(Page and application data records)
------------------------------------

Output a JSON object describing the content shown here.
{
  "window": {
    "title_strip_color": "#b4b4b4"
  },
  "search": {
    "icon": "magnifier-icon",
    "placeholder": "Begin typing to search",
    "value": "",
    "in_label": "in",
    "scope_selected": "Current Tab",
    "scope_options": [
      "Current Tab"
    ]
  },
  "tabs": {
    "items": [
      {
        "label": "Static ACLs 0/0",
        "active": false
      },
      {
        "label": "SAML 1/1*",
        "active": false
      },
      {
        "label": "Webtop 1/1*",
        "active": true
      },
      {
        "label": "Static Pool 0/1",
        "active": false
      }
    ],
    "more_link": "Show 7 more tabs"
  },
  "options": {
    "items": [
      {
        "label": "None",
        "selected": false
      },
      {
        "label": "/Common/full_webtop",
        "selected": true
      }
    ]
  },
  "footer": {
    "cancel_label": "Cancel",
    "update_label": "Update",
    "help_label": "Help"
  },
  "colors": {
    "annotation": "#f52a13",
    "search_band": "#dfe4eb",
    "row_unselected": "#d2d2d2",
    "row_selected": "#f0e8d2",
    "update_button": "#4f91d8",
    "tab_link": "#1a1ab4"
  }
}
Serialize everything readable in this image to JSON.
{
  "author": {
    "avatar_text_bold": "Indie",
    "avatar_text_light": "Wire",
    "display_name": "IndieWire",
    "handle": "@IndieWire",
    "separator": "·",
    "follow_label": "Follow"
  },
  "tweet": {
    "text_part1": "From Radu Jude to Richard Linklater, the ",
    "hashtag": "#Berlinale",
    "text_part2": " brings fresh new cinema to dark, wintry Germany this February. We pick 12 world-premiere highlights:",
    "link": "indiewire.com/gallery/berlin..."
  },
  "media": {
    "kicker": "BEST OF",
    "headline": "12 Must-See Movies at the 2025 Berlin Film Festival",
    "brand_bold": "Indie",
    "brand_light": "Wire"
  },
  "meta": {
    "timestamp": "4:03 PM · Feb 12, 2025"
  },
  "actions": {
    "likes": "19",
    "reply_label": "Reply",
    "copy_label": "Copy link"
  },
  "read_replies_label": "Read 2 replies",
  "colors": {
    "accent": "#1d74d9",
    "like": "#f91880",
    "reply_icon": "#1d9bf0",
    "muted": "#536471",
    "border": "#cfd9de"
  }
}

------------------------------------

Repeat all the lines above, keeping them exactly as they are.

Output a JSON object describing the content shown here.
{
  "window": {
    "title_strip_color": "#b4b4b4"
  },
  "search": {
    "icon": "magnifier-icon",
    "placeholder": "Begin typing to search",
    "value": "",
    "in_label": "in",
    "scope_selected": "Current Tab",
    "scope_options": [
      "Current Tab"
    ]
  },
  "tabs": {
    "items": [
      {
        "label": "Static ACLs 0/0",
        "active": false
      },
      {
        "label": "SAML 1/1*",
        "active": false
      },
      {
        "label": "Webtop 1/1*",
        "active": true
      },
      {
        "label": "Static Pool 0/1",
        "active": false
      }
    ],
    "more_link": "Show 7 more tabs"
  },
  "options": {
    "items": [
      {
        "label": "None",
        "selected": false
      },
      {
        "label": "/Common/full_webtop",
        "selected": true
      }
    ]
  },
  "footer": {
    "cancel_label": "Cancel",
    "update_label": "Update",
    "help_label": "Help"
  },
  "colors": {
    "annotation": "#f52a13",
    "search_band": "#dfe4eb",
    "row_unselected": "#d2d2d2",
    "row_selected": "#f0e8d2",
    "update_button": "#4f91d8",
    "tab_link": "#1a1ab4"
  }
}
Serialize everything readable in this image to JSON.
{
  "author": {
    "avatar_text_bold": "Indie",
    "avatar_text_light": "Wire",
    "display_name": "IndieWire",
    "handle": "@IndieWire",
    "separator": "·",
    "follow_label": "Follow"
  },
  "tweet": {
    "text_part1": "From Radu Jude to Richard Linklater, the ",
    "hashtag": "#Berlinale",
    "text_part2": " brings fresh new cinema to dark, wintry Germany this February. We pick 12 world-premiere highlights:",
    "link": "indiewire.com/gallery/berlin..."
  },
  "media": {
    "kicker": "BEST OF",
    "headline": "12 Must-See Movies at the 2025 Berlin Film Festival",
    "brand_bold": "Indie",
    "brand_light": "Wire"
  },
  "meta": {
    "timestamp": "4:03 PM · Feb 12, 2025"
  },
  "actions": {
    "likes": "19",
    "reply_label": "Reply",
    "copy_label": "Copy link"
  },
  "read_replies_label": "Read 2 replies",
  "colors": {
    "accent": "#1d74d9",
    "like": "#f91880",
    "reply_icon": "#1d9bf0",
    "muted": "#536471",
    "border": "#cfd9de"
  }
}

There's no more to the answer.